For instance, when teaching a child about fruits say an Apple, you show him a replica of that fruit, so he/ she can grasp easily, same goes for animals, e.g. Zebra, you must show the child a zebra toy because children no longer go to Zoos to see animals. In the same vein, you find children learning how to become engineers by dismantling and assembling toys.

That’s why I always appeal that parents buy educative toys that possess good quality for their children. You need to be sure of the quality. Toys should be safe for children to play with. We want to be sure that children play with toys that have social relevance and not ones that teach violence. That is why if you go around our shops, you will never find a gun toy in whatever form. We do not even sell toys that have violent features. We ensure that our toys are 90 per cent educative. We deal more in educational toys because we believe that aside being in business, we want to impact positive values on our children.


Any plans for the future?

At the moment we are working very hard on a number of ideas targeted at ensuring that Unity Dolls are present in every home in the country two years from now; also Auldon is hoping to strategically set up offices and retail outlets in the 36 states of the country most importantly satisfying our ever increasing demand for the dolls. New educative features that would engage and thrill children are also been conceptualized by our research team.

Also in the next five years we are planning to replicate a family fun resort, in the mould of Disney, after which our eyes are set on expanding to other frontiers, both Europe and Africa. Already there has been significant level of demand for Unity dolls, in Europe and Africa, Particularly Africa. What we hope to do in those places is to first of all gain significant presence in select countries in both climes, particularly Africa, especially where demand is highest after which we would then start customizing/ adapting the Unity Dolls into their own culture. We would love to one day be like ToysRus, the world’s leading kids store for all kind of toys.

Another thing; Auldon is considering assembling toys in the country so that it can create more jobs for people. Nigeria does not have the expertise to manufacture world-class toys, so what we plan on doing is get Completely Knocked Down Toys (CKG’S) that will be assembled here in the country. To this effect we have set the ball in motion to partner Lagos State Technical and Vocation Education board, where we can teach the students the process of assembling CKG’s after which they are employed after graduation.


Are there CSR initiatives you intend to embark on?

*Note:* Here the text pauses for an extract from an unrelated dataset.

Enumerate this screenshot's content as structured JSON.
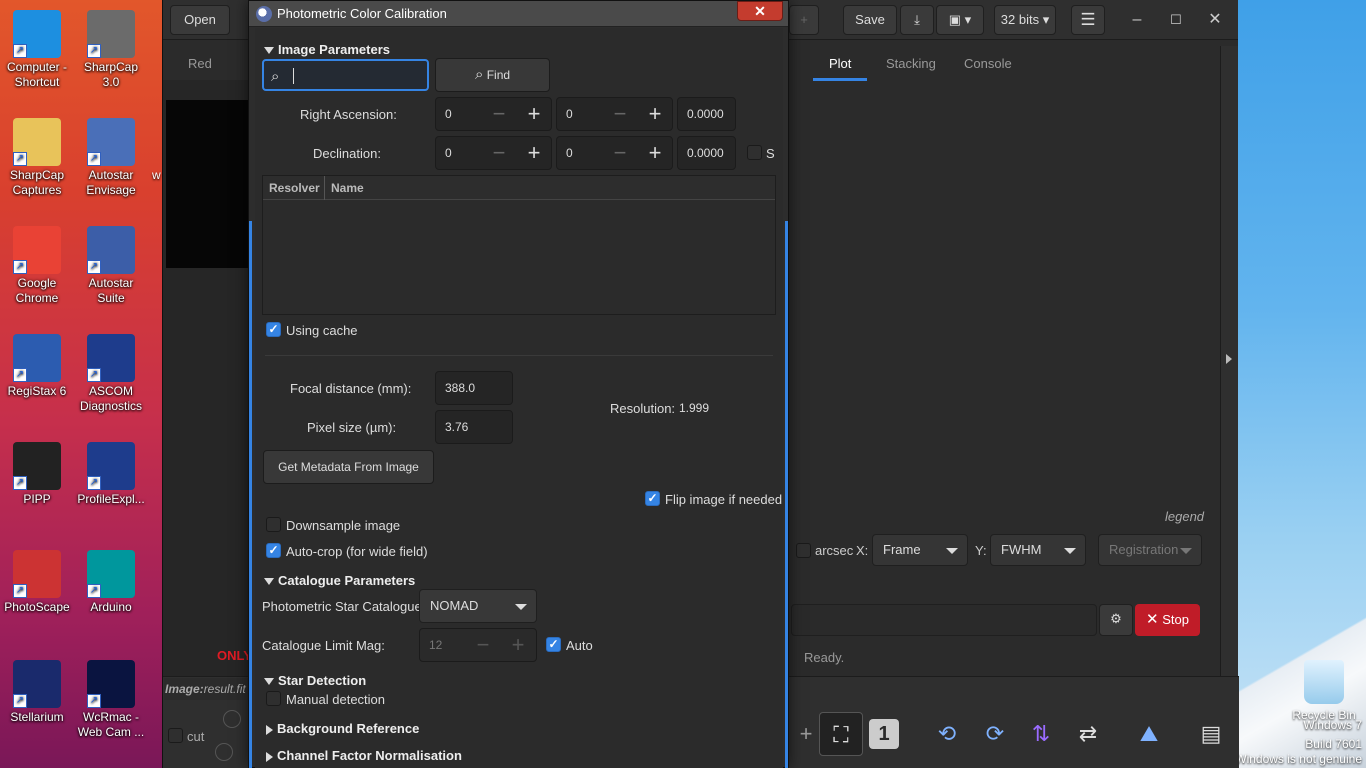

Yes, Auldon is very passionate about CSR, there is quite a lot we have done and especially in the area of education. No good man forgets where he is coming from. As part of our policy, my company ensures that part of the proceeds from the sale of our toys is donated to some reputable non-governmental organisations (NGOs) for the promotion of the girl-child education. There is also a percentage that has been set aside for the promotion of the girl -child education from each doll sold. If you look at UNICEF statistics concerning the girl child, you will find out that the Nigerian girl-child is one of the most disadvantaged in the world. Statistics has shown that the girl-child, especially from the Northern part of Nigeria, suffers from neglect in all ramifications. We are aware that little contributions like this, as well as working with reputable girl-child foundations, would make a great difference.

Also, Auldon has just concluded the renovation of some schools in dire need of refurbishing. A school in Ikorodu which was in a sorry site has just been completed and would soon be commissioned by the Lagos State Governor, Babatunde Fashola. I also take it upon myself to lecture students, in all Technical colleges across Lagos State, business skills that would see them become independent after graduation.

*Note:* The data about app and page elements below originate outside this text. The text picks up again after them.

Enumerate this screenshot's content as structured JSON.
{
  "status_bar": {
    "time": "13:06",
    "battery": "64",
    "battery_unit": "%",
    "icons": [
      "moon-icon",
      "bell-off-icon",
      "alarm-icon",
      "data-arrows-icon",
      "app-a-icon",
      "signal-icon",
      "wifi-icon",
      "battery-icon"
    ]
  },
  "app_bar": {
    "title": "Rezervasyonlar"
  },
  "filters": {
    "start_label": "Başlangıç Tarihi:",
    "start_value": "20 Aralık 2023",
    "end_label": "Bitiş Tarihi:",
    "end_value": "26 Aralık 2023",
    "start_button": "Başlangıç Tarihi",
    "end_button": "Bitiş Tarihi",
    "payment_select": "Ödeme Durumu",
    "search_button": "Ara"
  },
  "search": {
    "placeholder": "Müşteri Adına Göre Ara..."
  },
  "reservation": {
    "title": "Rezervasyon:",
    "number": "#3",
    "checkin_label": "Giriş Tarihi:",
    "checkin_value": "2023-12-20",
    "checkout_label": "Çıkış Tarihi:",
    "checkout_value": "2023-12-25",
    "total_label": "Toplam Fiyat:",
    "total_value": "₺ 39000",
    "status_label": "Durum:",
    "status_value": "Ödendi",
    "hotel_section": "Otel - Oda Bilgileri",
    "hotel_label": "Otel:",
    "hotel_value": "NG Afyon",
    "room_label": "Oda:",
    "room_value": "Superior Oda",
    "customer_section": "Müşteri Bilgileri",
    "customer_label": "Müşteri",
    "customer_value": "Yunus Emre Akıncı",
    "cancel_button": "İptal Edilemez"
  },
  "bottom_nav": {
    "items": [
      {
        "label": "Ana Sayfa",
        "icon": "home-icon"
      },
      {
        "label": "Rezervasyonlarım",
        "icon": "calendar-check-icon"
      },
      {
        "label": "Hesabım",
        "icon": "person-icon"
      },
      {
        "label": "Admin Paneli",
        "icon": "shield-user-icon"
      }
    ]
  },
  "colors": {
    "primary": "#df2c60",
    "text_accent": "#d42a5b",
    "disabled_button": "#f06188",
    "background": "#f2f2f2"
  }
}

Source: Mfonobong Nsehe, Forbes

(0 votes) 0/5
Share on facebook
Share on twitter
Share on linkedin
Share on whatsapp
Share on email